## What is required
Reproduce the records that follow without alteration, apart from removing the pictures.

## Supplied data
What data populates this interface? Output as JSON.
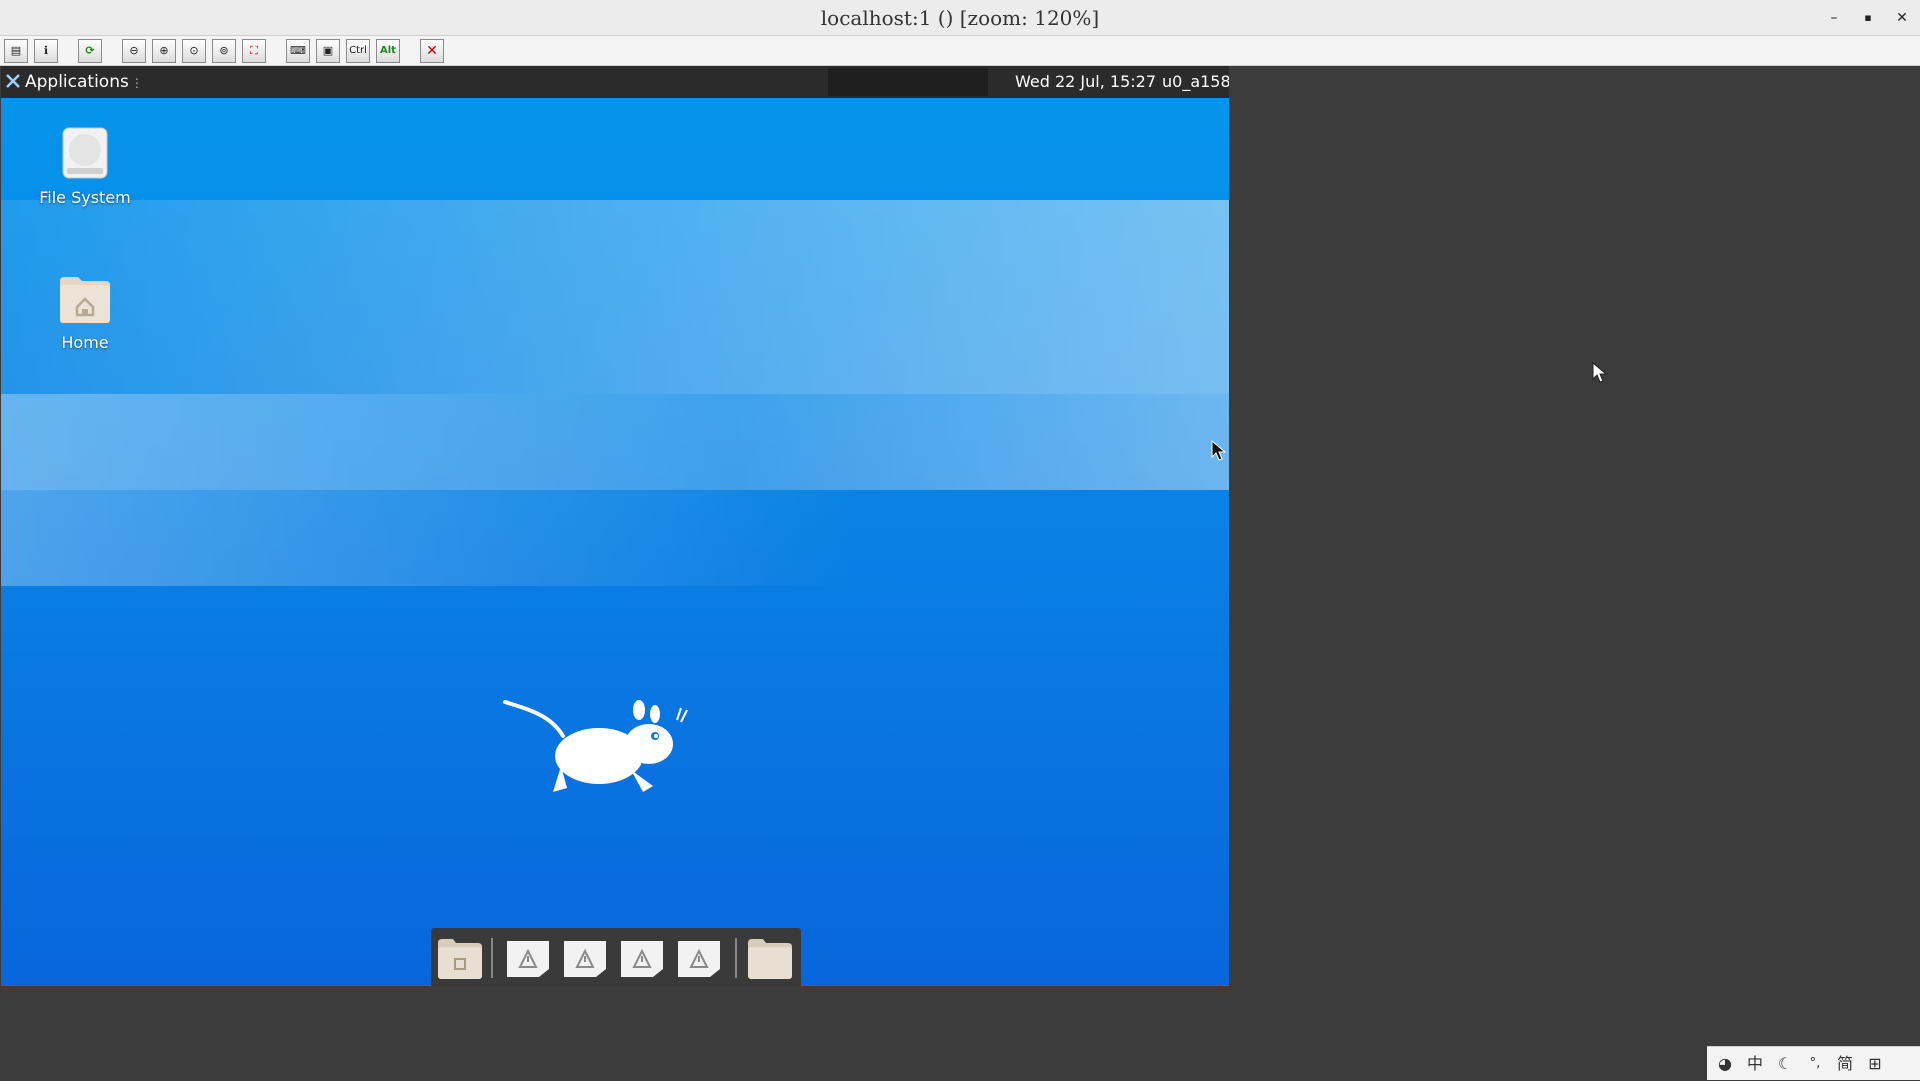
{
  "window": {
    "title": "localhost:1 () [zoom: 120%]",
    "minimize_label": "–",
    "maximize_label": "▪",
    "close_label": "✕"
  },
  "vnc_toolbar": {
    "ctrl_label": "Ctrl",
    "alt_label": "Alt",
    "buttons": [
      "options-icon",
      "info-icon",
      "refresh-icon",
      "zoom-out-icon",
      "zoom-in-icon",
      "zoom-reset-icon",
      "zoom-fit-icon",
      "fullscreen-icon",
      "ctrl-alt-del-icon",
      "screenshot-icon",
      "ctrl-key",
      "alt-key",
      "disconnect-icon"
    ]
  },
  "panel": {
    "applications_label": "Applications",
    "applications_dots": "⋮",
    "clock": "Wed 22 Jul, 15:27",
    "user": "u0_a158"
  },
  "desktop_icons": {
    "file_system_label": "File System",
    "home_label": "Home"
  },
  "dock": {
    "items": [
      "file-manager-icon",
      "warning-file-icon",
      "warning-file-icon",
      "warning-file-icon",
      "warning-file-icon",
      "folder-icon"
    ]
  },
  "ime_tray": {
    "chinese": "中",
    "punct": "°,",
    "simplified": "简"
  },
  "colors": {
    "desktop_top": "#0596ec",
    "desktop_bottom": "#0866dc",
    "panel": "#2b2b2b",
    "background": "#3c3c3c"
  }
}
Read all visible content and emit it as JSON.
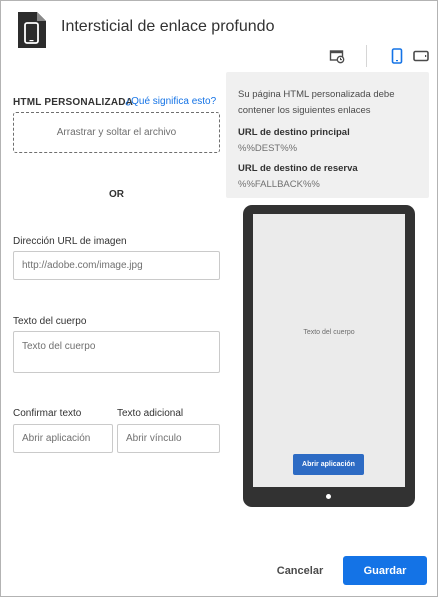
{
  "header": {
    "title": "Intersticial de enlace profundo"
  },
  "toolbar": {
    "icons": [
      "preview-refresh-icon",
      "tablet-portrait-icon",
      "tablet-landscape-icon"
    ],
    "accent_color": "#1473e6"
  },
  "form": {
    "custom_html": {
      "label": "HTML PERSONALIZADA",
      "help_link": "¿Qué significa esto?",
      "dropzone_text": "Arrastrar y soltar el archivo"
    },
    "or_text": "OR",
    "image_url": {
      "label": "Dirección URL de imagen",
      "placeholder": "http://adobe.com/image.jpg"
    },
    "body_text": {
      "label": "Texto del cuerpo",
      "placeholder": "Texto del cuerpo"
    },
    "confirm_text": {
      "label": "Confirmar texto",
      "placeholder": "Abrir aplicación"
    },
    "additional_text": {
      "label": "Texto adicional",
      "placeholder": "Abrir vínculo"
    }
  },
  "info": {
    "intro": "Su página HTML personalizada debe contener los siguientes enlaces",
    "primary_heading": "URL de destino principal",
    "primary_code": "%%DEST%%",
    "fallback_heading": "URL de destino de reserva",
    "fallback_code": "%%FALLBACK%%"
  },
  "preview": {
    "body_text": "Texto del cuerpo",
    "button_label": "Abrir aplicación",
    "button_color": "#2d6bc4"
  },
  "footer": {
    "cancel_label": "Cancelar",
    "save_label": "Guardar"
  }
}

## Result
What data populates this interface? Output as JSON.
{
  "window": {
    "title": "localhost:1 () [zoom: 120%]",
    "minimize_label": "–",
    "maximize_label": "▪",
    "close_label": "✕"
  },
  "vnc_toolbar": {
    "ctrl_label": "Ctrl",
    "alt_label": "Alt",
    "buttons": [
      "options-icon",
      "info-icon",
      "refresh-icon",
      "zoom-out-icon",
      "zoom-in-icon",
      "zoom-reset-icon",
      "zoom-fit-icon",
      "fullscreen-icon",
      "ctrl-alt-del-icon",
      "screenshot-icon",
      "ctrl-key",
      "alt-key",
      "disconnect-icon"
    ]
  },
  "panel": {
    "applications_label": "Applications",
    "applications_dots": "⋮",
    "clock": "Wed 22 Jul, 15:27",
    "user": "u0_a158"
  },
  "desktop_icons": {
    "file_system_label": "File System",
    "home_label": "Home"
  },
  "dock": {
    "items": [
      "file-manager-icon",
      "warning-file-icon",
      "warning-file-icon",
      "warning-file-icon",
      "warning-file-icon",
      "folder-icon"
    ]
  },
  "ime_tray": {
    "chinese": "中",
    "punct": "°,",
    "simplified": "简"
  },
  "colors": {
    "desktop_top": "#0596ec",
    "desktop_bottom": "#0866dc",
    "panel": "#2b2b2b",
    "background": "#3c3c3c"
  }
}
Read all visible content and emit it as JSON.
{
  "header": {
    "title": "Intersticial de enlace profundo"
  },
  "toolbar": {
    "icons": [
      "preview-refresh-icon",
      "tablet-portrait-icon",
      "tablet-landscape-icon"
    ],
    "accent_color": "#1473e6"
  },
  "form": {
    "custom_html": {
      "label": "HTML PERSONALIZADA",
      "help_link": "¿Qué significa esto?",
      "dropzone_text": "Arrastrar y soltar el archivo"
    },
    "or_text": "OR",
    "image_url": {
      "label": "Dirección URL de imagen",
      "placeholder": "http://adobe.com/image.jpg"
    },
    "body_text": {
      "label": "Texto del cuerpo",
      "placeholder": "Texto del cuerpo"
    },
    "confirm_text": {
      "label": "Confirmar texto",
      "placeholder": "Abrir aplicación"
    },
    "additional_text": {
      "label": "Texto adicional",
      "placeholder": "Abrir vínculo"
    }
  },
  "info": {
    "intro": "Su página HTML personalizada debe contener los siguientes enlaces",
    "primary_heading": "URL de destino principal",
    "primary_code": "%%DEST%%",
    "fallback_heading": "URL de destino de reserva",
    "fallback_code": "%%FALLBACK%%"
  },
  "preview": {
    "body_text": "Texto del cuerpo",
    "button_label": "Abrir aplicación",
    "button_color": "#2d6bc4"
  },
  "footer": {
    "cancel_label": "Cancelar",
    "save_label": "Guardar"
  }
}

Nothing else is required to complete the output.